Fortress Frontier by Myke Cole
|Book Name:||Fortress Frontier|
|Formatt:||Paperback / eBook|
|Genre(s):||Military Fantasy / Urban Fantasy|
|Release Date:||January 31, 2013 (UK) January 29, 2013 (US)|
The first book in the Shadow Ops series, Control Point, was the debut of 2012 for many, myself included. It was an intense, action-packed, military-sci-fi thriller that left me eager for more. A year later, Fortress Frontier arrives with a lot of expectations to live up to.
The good news for everyone is Myke Cole has delivered a book that builds on the successes of his debut, and far surpasses them with a tale that is truly epic in scale.
Control Point was the story of an army officer, Oscar Britton, who discovers he has magical powers. He was enrolled into a secret Army training program against his will and sent to a Forward Operating Base (FOB) on another plane – the source of the magic leaking into our world – to be trained. As the book ends, he revolts and finds himself on the run from the army he was once a part of.

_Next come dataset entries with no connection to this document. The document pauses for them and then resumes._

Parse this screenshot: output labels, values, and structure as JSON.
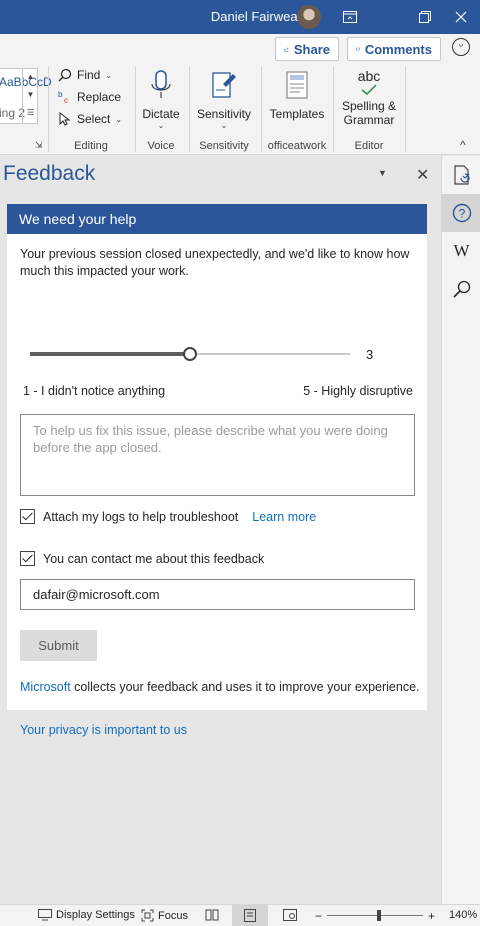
{
  "titlebar": {
    "user_name": "Daniel Fairweather",
    "bg_color": "#2b579a"
  },
  "ribbon": {
    "share_label": "Share",
    "comments_label": "Comments",
    "styles": {
      "item1": "AaBbCcD",
      "item2": "ing 2"
    },
    "editing": {
      "find_label": "Find",
      "replace_label": "Replace",
      "select_label": "Select",
      "group_label": "Editing"
    },
    "voice": {
      "dictate_label": "Dictate",
      "group_label": "Voice"
    },
    "sensitivity": {
      "button_label": "Sensitivity",
      "group_label": "Sensitivity"
    },
    "templates": {
      "button_label": "Templates",
      "group_label": "officeatwork"
    },
    "editor": {
      "icon_text": "abc",
      "button_line1": "Spelling &",
      "button_line2": "Grammar",
      "group_label": "Editor"
    }
  },
  "pane": {
    "title": "Feedback",
    "card_header": "We need your help",
    "intro_text": "Your previous session closed unexpectedly, and we'd like to know how much this impacted your work.",
    "slider": {
      "value": 3,
      "min": 1,
      "max": 5,
      "value_label": "3"
    },
    "scale_low_label": "1 - I didn't notice anything",
    "scale_high_label": "5 - Highly disruptive",
    "description_placeholder": "To help us fix this issue, please describe what you were doing before the app closed.",
    "attach_logs": {
      "label": "Attach my logs to help troubleshoot",
      "checked": true,
      "link": "Learn more"
    },
    "contact": {
      "label": "You can contact me about this feedback",
      "checked": true
    },
    "email_value": "dafair@microsoft.com",
    "submit_label": "Submit",
    "footnote_link": "Microsoft",
    "footnote_text": " collects your feedback and uses it to improve your experience.",
    "privacy_link": "Your privacy is important to us"
  },
  "rail": {
    "items": [
      "document-check-icon",
      "help-icon",
      "wikipedia-icon",
      "search-icon"
    ],
    "wiki_glyph": "W"
  },
  "statusbar": {
    "display_settings": "Display Settings",
    "focus": "Focus",
    "zoom_minus": "−",
    "zoom_plus": "+",
    "zoom_level": "140%"
  }
}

Instead of picking up events immediately from where we left off, Fortress Frontier introduces us to a new character, Colonel Alan Bookbinder. He’s not your typical leading man. His only skill is pushing paper in the military and, even though he does it extremely well, it hardly garners him much respect amongst the men.
“The army’s sole criteria for heroism was time spent behind a trigger. He couldn’t remember the last time he’d shot a gun, and they didn’t give purple hearts for paper cuts.”
He may be a frustrated soldier but he understands the importance of what he does. However, when he too, like Britton, develops magical powers, his life drastically changes. Unlike Britton, he accepts his new role in the Supernatural Operations Corps and doesn’t rebel. When Bookbinder is transferred to the FOB, he finds it in chaos after Britton’s escape, and the lives of his men depend on him becoming the soldier, and leader, he always wanted to be.
Bookbinder is a fabulous creation – he’s easy to relate to, very sympathetic and highly likeable. He may not be confident or experienced in his abilities, but he never lets that stop him – he knuckles down and gets on with the job. And, even though events put him through the ringer time and time again, he doesn’t lose focus of what is important to him – his family and his men. Myke Cole (who serves in the US Coast Guard) mentioned in an interview that Bookbinder is the type of officer he would like to be, but I would go one stage further – he’s the type of officer everyone in the military should emulate, particularly in light of current events.
Britton isn’t forgotten, and soon pops up, but I have to say, despite my vested interest in what happens to him, I found myself wanting to get back to Bookbinder’s story as quickly as possible. He really steals the spotlight from Britton.
The stage is much broader in Fortress Frontier as well. Most of the book is spent on the other plane, cut off from events on Earth, and it gives Cole the opportunity to really showoff his new world. We encounter new races, and even more dangerous enemies, while politics on both planes add to the dangers our heroes face.
Fortress Frontier is real edge-of-your-seat stuff from start to finish. There’s no second book syndrome here, no wasted fat, instead Cole simply turns everything up to 11. He’s become a much better writer, confidently not giving us what we expect, but instead, gives us what we need – a jaw-dropping, adrenaline-filled good time. He proves that an action blockbuster can have heart and emotional depth, while never skimping on the fireworks and explosions.
Now how long before book three?